**Task:** Please repeat all of the records, keeping every word unchanged.

»»

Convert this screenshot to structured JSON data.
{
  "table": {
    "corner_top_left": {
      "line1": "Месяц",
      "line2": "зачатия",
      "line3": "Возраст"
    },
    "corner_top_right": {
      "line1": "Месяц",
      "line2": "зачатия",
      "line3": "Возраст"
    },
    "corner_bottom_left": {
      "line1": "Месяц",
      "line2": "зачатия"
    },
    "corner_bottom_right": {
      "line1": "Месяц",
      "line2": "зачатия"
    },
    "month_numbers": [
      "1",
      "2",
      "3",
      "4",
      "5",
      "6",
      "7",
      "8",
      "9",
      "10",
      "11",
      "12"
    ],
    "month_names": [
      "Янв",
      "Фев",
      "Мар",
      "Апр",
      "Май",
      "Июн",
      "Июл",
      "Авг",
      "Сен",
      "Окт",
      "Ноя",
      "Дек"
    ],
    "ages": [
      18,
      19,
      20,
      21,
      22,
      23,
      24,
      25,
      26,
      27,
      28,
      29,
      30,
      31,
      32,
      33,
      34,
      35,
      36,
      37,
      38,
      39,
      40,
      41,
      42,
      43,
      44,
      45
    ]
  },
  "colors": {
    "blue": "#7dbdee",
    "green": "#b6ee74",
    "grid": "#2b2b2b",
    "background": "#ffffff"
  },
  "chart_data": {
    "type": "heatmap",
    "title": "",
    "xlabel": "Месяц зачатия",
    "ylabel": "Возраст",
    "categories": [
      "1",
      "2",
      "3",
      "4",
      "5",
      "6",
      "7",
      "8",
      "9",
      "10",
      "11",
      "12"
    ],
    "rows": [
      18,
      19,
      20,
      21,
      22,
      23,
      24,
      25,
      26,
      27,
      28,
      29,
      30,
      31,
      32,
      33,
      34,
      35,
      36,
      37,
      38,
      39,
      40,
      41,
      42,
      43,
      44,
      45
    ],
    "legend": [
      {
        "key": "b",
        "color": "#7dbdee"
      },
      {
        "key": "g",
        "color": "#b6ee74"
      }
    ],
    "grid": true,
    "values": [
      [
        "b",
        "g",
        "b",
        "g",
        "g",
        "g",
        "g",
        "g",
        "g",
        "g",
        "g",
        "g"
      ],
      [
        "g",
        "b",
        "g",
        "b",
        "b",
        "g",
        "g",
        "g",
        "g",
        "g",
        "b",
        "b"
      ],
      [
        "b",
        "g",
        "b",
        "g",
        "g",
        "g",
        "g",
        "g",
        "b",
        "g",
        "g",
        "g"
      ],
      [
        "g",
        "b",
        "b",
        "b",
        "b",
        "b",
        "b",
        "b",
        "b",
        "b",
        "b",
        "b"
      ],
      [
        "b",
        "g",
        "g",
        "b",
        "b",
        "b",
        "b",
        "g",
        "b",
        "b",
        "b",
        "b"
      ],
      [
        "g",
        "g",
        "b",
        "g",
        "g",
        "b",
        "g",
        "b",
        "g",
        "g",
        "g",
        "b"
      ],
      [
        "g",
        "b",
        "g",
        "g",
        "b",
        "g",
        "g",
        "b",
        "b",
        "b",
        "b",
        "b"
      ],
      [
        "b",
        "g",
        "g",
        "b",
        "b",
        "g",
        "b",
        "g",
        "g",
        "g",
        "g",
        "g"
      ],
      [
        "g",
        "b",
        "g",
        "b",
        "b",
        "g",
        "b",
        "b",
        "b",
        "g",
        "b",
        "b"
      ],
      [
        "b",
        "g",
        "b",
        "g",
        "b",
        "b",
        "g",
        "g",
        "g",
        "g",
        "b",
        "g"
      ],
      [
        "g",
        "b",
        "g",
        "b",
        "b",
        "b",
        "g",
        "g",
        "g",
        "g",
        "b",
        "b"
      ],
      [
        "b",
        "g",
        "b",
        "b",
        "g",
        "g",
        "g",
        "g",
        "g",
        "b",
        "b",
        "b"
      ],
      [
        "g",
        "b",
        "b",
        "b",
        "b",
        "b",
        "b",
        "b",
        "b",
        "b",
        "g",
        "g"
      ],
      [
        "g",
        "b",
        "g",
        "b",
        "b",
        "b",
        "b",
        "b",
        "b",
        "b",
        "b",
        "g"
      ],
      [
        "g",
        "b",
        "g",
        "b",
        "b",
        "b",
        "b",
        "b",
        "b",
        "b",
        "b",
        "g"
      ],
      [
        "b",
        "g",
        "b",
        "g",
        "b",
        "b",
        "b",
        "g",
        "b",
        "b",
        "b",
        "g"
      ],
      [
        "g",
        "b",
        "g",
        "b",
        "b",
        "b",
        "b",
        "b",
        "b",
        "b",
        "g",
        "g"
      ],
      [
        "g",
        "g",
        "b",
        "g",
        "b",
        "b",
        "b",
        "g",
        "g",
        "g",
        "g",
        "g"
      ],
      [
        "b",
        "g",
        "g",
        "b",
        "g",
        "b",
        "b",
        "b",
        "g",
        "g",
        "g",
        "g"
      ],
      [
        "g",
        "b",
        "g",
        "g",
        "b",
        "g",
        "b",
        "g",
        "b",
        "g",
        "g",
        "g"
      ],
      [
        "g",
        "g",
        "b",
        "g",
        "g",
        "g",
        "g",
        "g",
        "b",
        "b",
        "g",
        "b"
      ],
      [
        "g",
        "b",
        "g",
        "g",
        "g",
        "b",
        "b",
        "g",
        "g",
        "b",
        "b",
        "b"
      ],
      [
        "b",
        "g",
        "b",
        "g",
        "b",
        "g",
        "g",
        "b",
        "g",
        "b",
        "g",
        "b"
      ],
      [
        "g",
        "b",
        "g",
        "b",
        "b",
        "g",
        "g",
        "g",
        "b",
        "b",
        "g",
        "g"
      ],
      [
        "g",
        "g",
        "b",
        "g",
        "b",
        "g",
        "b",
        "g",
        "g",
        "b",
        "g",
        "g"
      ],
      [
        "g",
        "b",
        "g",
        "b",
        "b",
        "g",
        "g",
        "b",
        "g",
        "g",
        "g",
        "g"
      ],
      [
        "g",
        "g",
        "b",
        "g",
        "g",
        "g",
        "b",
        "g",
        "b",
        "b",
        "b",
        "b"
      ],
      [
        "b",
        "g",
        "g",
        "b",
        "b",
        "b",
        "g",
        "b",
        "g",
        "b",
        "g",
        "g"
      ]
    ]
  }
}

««

**Result:**
Convert this screenshot to structured JSON data.
{
  "table": {
    "corner_top_left": {
      "line1": "Месяц",
      "line2": "зачатия",
      "line3": "Возраст"
    },
    "corner_top_right": {
      "line1": "Месяц",
      "line2": "зачатия",
      "line3": "Возраст"
    },
    "corner_bottom_left": {
      "line1": "Месяц",
      "line2": "зачатия"
    },
    "corner_bottom_right": {
      "line1": "Месяц",
      "line2": "зачатия"
    },
    "month_numbers": [
      "1",
      "2",
      "3",
      "4",
      "5",
      "6",
      "7",
      "8",
      "9",
      "10",
      "11",
      "12"
    ],
    "month_names": [
      "Янв",
      "Фев",
      "Мар",
      "Апр",
      "Май",
      "Июн",
      "Июл",
      "Авг",
      "Сен",
      "Окт",
      "Ноя",
      "Дек"
    ],
    "ages": [
      18,
      19,
      20,
      21,
      22,
      23,
      24,
      25,
      26,
      27,
      28,
      29,
      30,
      31,
      32,
      33,
      34,
      35,
      36,
      37,
      38,
      39,
      40,
      41,
      42,
      43,
      44,
      45
    ]
  },
  "colors": {
    "blue": "#7dbdee",
    "green": "#b6ee74",
    "grid": "#2b2b2b",
    "background": "#ffffff"
  },
  "chart_data": {
    "type": "heatmap",
    "title": "",
    "xlabel": "Месяц зачатия",
    "ylabel": "Возраст",
    "categories": [
      "1",
      "2",
      "3",
      "4",
      "5",
      "6",
      "7",
      "8",
      "9",
      "10",
      "11",
      "12"
    ],
    "rows": [
      18,
      19,
      20,
      21,
      22,
      23,
      24,
      25,
      26,
      27,
      28,
      29,
      30,
      31,
      32,
      33,
      34,
      35,
      36,
      37,
      38,
      39,
      40,
      41,
      42,
      43,
      44,
      45
    ],
    "legend": [
      {
        "key": "b",
        "color": "#7dbdee"
      },
      {
        "key": "g",
        "color": "#b6ee74"
      }
    ],
    "grid": true,
    "values": [
      [
        "b",
        "g",
        "b",
        "g",
        "g",
        "g",
        "g",
        "g",
        "g",
        "g",
        "g",
        "g"
      ],
      [
        "g",
        "b",
        "g",
        "b",
        "b",
        "g",
        "g",
        "g",
        "g",
        "g",
        "b",
        "b"
      ],
      [
        "b",
        "g",
        "b",
        "g",
        "g",
        "g",
        "g",
        "g",
        "b",
        "g",
        "g",
        "g"
      ],
      [
        "g",
        "b",
        "b",
        "b",
        "b",
        "b",
        "b",
        "b",
        "b",
        "b",
        "b",
        "b"
      ],
      [
        "b",
        "g",
        "g",
        "b",
        "b",
        "b",
        "b",
        "g",
        "b",
        "b",
        "b",
        "b"
      ],
      [
        "g",
        "g",
        "b",
        "g",
        "g",
        "b",
        "g",
        "b",
        "g",
        "g",
        "g",
        "b"
      ],
      [
        "g",
        "b",
        "g",
        "g",
        "b",
        "g",
        "g",
        "b",
        "b",
        "b",
        "b",
        "b"
      ],
      [
        "b",
        "g",
        "g",
        "b",
        "b",
        "g",
        "b",
        "g",
        "g",
        "g",
        "g",
        "g"
      ],
      [
        "g",
        "b",
        "g",
        "b",
        "b",
        "g",
        "b",
        "b",
        "b",
        "g",
        "b",
        "b"
      ],
      [
        "b",
        "g",
        "b",
        "g",
        "b",
        "b",
        "g",
        "g",
        "g",
        "g",
        "b",
        "g"
      ],
      [
        "g",
        "b",
        "g",
        "b",
        "b",
        "b",
        "g",
        "g",
        "g",
        "g",
        "b",
        "b"
      ],
      [
        "b",
        "g",
        "b",
        "b",
        "g",
        "g",
        "g",
        "g",
        "g",
        "b",
        "b",
        "b"
      ],
      [
        "g",
        "b",
        "b",
        "b",
        "b",
        "b",
        "b",
        "b",
        "b",
        "b",
        "g",
        "g"
      ],
      [
        "g",
        "b",
        "g",
        "b",
        "b",
        "b",
        "b",
        "b",
        "b",
        "b",
        "b",
        "g"
      ],
      [
        "g",
        "b",
        "g",
        "b",
        "b",
        "b",
        "b",
        "b",
        "b",
        "b",
        "b",
        "g"
      ],
      [
        "b",
        "g",
        "b",
        "g",
        "b",
        "b",
        "b",
        "g",
        "b",
        "b",
        "b",
        "g"
      ],
      [
        "g",
        "b",
        "g",
        "b",
        "b",
        "b",
        "b",
        "b",
        "b",
        "b",
        "g",
        "g"
      ],
      [
        "g",
        "g",
        "b",
        "g",
        "b",
        "b",
        "b",
        "g",
        "g",
        "g",
        "g",
        "g"
      ],
      [
        "b",
        "g",
        "g",
        "b",
        "g",
        "b",
        "b",
        "b",
        "g",
        "g",
        "g",
        "g"
      ],
      [
        "g",
        "b",
        "g",
        "g",
        "b",
        "g",
        "b",
        "g",
        "b",
        "g",
        "g",
        "g"
      ],
      [
        "g",
        "g",
        "b",
        "g",
        "g",
        "g",
        "g",
        "g",
        "b",
        "b",
        "g",
        "b"
      ],
      [
        "g",
        "b",
        "g",
        "g",
        "g",
        "b",
        "b",
        "g",
        "g",
        "b",
        "b",
        "b"
      ],
      [
        "b",
        "g",
        "b",
        "g",
        "b",
        "g",
        "g",
        "b",
        "g",
        "b",
        "g",
        "b"
      ],
      [
        "g",
        "b",
        "g",
        "b",
        "b",
        "g",
        "g",
        "g",
        "b",
        "b",
        "g",
        "g"
      ],
      [
        "g",
        "g",
        "b",
        "g",
        "b",
        "g",
        "b",
        "g",
        "g",
        "b",
        "g",
        "g"
      ],
      [
        "g",
        "b",
        "g",
        "b",
        "b",
        "g",
        "g",
        "b",
        "g",
        "g",
        "g",
        "g"
      ],
      [
        "g",
        "g",
        "b",
        "g",
        "g",
        "g",
        "b",
        "g",
        "b",
        "b",
        "b",
        "b"
      ],
      [
        "b",
        "g",
        "g",
        "b",
        "b",
        "b",
        "g",
        "b",
        "g",
        "b",
        "g",
        "g"
      ]
    ]
  }
}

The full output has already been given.